Data to use:
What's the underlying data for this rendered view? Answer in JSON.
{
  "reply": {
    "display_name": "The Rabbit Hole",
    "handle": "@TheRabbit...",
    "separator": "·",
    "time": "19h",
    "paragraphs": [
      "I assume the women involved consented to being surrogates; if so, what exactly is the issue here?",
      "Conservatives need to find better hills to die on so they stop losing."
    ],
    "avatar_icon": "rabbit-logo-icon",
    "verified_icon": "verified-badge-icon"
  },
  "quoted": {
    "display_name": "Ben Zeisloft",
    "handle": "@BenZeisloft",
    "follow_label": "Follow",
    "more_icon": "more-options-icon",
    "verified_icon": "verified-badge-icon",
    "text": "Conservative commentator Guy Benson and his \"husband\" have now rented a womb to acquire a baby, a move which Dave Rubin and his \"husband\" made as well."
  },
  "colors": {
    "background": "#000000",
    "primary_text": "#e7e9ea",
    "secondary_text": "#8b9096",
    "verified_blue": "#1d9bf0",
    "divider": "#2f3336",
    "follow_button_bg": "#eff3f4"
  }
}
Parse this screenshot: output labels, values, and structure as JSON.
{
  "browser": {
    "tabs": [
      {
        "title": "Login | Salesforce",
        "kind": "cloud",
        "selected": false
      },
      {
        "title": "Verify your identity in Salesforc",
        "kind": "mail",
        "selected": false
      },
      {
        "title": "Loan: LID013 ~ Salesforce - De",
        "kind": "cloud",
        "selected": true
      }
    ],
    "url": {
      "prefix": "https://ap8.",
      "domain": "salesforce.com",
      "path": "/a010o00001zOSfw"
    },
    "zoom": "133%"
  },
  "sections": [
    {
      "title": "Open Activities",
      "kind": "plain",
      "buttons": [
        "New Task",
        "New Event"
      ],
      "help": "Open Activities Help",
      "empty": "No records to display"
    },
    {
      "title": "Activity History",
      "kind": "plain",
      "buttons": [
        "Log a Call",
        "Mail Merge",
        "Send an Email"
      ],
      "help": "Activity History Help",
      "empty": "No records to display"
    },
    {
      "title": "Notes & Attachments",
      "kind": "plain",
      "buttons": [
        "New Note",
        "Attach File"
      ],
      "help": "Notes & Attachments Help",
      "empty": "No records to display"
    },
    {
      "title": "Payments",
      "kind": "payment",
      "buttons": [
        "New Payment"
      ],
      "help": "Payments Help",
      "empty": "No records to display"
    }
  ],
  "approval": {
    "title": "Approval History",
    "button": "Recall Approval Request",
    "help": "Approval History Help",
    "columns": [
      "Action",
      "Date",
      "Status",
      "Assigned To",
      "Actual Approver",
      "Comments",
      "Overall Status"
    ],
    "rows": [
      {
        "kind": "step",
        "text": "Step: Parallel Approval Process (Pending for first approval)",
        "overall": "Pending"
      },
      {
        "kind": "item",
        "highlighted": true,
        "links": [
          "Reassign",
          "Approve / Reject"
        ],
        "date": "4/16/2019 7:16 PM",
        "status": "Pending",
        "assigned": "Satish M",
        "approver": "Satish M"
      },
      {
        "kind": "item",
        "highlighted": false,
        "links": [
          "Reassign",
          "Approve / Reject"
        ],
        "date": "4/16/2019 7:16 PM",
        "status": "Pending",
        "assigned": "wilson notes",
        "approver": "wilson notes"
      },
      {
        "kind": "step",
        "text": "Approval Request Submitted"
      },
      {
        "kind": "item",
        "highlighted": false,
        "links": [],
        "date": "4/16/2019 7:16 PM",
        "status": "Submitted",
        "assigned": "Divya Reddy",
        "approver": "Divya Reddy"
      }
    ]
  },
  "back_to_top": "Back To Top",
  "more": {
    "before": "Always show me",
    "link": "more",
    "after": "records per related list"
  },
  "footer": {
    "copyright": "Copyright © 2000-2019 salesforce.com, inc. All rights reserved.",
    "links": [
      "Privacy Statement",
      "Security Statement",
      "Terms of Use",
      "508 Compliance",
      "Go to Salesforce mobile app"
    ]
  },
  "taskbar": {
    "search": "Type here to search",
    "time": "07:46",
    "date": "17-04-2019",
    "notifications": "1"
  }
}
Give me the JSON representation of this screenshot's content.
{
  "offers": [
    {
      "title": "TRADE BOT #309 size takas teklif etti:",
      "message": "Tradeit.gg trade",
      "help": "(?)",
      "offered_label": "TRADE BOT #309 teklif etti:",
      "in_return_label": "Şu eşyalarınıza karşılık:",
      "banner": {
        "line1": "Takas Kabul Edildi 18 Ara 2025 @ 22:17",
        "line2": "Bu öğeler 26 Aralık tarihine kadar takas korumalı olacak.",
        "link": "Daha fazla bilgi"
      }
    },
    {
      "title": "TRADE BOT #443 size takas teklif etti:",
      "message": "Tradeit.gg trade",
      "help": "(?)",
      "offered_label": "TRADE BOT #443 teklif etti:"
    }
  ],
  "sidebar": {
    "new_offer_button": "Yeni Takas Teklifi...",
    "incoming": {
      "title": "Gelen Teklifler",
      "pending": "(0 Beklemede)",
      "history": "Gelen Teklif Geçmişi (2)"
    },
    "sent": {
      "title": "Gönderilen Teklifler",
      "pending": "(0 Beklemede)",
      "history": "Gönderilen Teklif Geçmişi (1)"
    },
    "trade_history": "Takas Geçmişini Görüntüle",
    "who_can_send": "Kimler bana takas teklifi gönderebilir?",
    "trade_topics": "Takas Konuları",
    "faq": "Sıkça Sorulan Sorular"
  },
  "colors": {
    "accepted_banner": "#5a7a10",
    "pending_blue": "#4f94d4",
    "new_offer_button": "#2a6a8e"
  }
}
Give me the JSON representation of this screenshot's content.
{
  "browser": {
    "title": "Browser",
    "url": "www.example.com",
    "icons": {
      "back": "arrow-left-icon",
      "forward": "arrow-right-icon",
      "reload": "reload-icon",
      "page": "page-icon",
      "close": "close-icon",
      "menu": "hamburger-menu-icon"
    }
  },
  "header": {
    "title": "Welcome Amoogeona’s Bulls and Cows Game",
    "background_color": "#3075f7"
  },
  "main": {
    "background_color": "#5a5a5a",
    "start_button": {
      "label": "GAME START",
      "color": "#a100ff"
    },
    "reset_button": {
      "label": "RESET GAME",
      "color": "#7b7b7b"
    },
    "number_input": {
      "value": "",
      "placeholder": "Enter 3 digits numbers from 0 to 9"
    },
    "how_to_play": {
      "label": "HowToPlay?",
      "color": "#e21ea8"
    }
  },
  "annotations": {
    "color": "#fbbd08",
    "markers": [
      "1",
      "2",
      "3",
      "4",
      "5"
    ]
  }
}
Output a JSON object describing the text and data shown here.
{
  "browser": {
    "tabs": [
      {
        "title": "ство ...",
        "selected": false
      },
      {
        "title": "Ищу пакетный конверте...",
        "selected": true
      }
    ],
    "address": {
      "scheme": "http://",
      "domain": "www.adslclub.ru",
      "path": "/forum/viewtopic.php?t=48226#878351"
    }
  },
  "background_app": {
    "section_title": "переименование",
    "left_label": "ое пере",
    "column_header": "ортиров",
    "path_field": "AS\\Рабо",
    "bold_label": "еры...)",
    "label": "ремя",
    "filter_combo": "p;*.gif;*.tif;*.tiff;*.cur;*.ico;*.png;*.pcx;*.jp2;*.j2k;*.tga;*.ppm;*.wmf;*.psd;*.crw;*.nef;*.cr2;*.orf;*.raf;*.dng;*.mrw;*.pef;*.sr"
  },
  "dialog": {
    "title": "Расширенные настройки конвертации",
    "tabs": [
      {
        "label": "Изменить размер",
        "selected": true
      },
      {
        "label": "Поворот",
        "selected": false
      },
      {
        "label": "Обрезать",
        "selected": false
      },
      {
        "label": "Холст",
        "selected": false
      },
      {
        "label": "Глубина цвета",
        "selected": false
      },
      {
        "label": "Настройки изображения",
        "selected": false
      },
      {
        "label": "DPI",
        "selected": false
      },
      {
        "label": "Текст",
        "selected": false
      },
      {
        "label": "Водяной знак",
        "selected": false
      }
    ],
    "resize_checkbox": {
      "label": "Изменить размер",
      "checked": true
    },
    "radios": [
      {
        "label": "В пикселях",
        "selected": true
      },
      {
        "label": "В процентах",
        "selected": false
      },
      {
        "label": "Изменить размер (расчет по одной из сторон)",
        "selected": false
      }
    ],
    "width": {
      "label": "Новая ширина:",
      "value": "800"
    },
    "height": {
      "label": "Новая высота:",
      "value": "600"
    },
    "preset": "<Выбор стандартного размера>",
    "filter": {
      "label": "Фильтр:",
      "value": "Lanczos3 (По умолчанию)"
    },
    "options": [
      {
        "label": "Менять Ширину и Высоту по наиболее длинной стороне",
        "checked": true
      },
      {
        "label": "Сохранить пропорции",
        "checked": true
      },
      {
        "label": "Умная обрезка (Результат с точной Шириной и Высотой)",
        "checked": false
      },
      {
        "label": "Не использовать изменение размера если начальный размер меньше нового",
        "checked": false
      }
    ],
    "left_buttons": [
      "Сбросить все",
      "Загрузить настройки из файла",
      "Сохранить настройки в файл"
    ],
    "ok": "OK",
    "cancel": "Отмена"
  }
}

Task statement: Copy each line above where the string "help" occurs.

Solution below:
      "help": "Open Activities Help",
      "help": "Activity History Help",
      "help": "Notes & Attachments Help",
      "help": "Payments Help",
    "help": "Approval History Help",
      "help": "(?)",
      "help": "(?)",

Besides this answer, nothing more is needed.